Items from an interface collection
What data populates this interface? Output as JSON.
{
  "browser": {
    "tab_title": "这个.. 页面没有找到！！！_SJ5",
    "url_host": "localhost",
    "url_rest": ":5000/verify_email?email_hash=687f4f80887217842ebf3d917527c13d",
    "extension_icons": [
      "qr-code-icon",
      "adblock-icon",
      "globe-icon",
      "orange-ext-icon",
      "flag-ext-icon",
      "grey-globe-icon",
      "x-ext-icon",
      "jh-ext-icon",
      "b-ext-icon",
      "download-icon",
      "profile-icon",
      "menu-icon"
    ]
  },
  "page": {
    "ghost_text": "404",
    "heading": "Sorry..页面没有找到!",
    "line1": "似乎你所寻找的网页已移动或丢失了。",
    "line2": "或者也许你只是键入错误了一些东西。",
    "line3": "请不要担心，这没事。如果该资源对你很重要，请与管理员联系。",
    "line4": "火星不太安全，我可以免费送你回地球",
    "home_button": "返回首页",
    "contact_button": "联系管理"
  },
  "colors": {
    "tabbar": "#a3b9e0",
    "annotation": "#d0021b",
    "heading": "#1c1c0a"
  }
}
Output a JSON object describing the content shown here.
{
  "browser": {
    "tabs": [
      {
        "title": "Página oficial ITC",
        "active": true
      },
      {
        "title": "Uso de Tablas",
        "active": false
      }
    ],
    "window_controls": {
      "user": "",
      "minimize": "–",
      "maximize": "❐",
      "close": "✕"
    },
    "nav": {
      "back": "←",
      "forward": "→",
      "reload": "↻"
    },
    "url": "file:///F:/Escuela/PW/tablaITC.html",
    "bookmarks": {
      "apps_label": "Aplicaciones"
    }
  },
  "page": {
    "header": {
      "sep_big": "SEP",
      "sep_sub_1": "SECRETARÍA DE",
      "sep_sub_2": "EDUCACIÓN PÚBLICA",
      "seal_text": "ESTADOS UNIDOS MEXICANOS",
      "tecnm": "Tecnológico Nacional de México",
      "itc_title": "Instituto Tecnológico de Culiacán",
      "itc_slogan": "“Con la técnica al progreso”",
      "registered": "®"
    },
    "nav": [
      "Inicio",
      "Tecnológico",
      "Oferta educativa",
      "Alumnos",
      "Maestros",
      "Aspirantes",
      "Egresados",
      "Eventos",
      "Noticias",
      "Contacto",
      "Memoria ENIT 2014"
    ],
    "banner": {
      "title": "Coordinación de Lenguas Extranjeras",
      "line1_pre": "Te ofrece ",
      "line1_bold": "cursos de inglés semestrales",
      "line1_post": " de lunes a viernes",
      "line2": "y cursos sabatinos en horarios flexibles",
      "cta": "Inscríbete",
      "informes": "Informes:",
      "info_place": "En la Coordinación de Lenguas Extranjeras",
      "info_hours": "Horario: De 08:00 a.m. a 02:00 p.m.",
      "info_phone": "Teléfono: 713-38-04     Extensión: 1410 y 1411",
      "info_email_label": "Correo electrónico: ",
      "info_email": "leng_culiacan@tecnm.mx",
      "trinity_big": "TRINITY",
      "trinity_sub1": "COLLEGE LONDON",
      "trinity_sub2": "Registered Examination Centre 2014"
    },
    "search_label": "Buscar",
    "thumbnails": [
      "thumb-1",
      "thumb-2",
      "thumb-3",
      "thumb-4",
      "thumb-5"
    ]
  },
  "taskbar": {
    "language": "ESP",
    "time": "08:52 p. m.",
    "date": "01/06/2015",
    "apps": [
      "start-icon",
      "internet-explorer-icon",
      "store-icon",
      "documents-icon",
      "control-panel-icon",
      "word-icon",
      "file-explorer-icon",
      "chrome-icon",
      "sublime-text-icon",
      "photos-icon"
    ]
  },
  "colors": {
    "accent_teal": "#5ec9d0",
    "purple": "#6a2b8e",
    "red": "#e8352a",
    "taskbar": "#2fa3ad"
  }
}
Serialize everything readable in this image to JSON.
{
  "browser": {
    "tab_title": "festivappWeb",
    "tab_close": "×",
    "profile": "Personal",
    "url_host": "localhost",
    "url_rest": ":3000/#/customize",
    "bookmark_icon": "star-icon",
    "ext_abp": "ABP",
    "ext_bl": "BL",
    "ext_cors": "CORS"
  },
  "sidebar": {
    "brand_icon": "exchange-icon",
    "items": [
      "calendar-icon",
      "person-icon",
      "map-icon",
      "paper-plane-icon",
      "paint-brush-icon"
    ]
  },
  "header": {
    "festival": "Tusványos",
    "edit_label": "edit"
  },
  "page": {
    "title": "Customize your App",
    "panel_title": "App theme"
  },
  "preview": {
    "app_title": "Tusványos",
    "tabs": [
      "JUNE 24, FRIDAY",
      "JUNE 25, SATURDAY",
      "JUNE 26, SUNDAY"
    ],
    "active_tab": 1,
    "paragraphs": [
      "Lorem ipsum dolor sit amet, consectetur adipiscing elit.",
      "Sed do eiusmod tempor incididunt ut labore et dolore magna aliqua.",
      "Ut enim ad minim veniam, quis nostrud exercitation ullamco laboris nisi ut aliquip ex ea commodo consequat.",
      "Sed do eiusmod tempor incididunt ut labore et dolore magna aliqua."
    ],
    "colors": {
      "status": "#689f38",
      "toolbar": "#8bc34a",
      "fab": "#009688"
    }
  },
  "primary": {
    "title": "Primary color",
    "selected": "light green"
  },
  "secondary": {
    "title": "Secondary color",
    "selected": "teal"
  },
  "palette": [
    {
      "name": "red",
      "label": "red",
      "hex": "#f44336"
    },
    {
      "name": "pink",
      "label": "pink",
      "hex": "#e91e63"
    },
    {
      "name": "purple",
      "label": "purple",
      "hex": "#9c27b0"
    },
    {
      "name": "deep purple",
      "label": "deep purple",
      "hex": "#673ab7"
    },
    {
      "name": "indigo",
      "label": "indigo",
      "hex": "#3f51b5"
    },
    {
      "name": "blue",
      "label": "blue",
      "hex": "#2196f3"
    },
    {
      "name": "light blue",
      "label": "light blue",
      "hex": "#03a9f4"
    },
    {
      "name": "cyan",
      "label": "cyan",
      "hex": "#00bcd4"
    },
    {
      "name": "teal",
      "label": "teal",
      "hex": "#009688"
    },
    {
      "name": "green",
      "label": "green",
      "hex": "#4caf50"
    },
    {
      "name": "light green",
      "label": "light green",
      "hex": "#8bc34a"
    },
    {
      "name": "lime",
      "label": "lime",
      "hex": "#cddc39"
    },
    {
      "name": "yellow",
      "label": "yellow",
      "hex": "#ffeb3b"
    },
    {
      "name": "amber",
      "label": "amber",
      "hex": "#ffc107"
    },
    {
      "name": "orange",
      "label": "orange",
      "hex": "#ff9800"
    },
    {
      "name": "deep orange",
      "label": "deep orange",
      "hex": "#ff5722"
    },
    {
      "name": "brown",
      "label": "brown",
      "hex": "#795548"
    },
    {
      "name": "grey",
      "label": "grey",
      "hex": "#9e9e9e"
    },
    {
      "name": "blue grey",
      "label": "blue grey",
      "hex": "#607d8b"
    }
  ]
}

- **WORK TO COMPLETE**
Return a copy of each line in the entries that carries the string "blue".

- **ANSWER TO THE EXERCISE**
      "name": "blue",
      "label": "blue",
      "name": "light blue",
      "label": "light blue",
      "name": "blue grey",
      "label": "blue grey",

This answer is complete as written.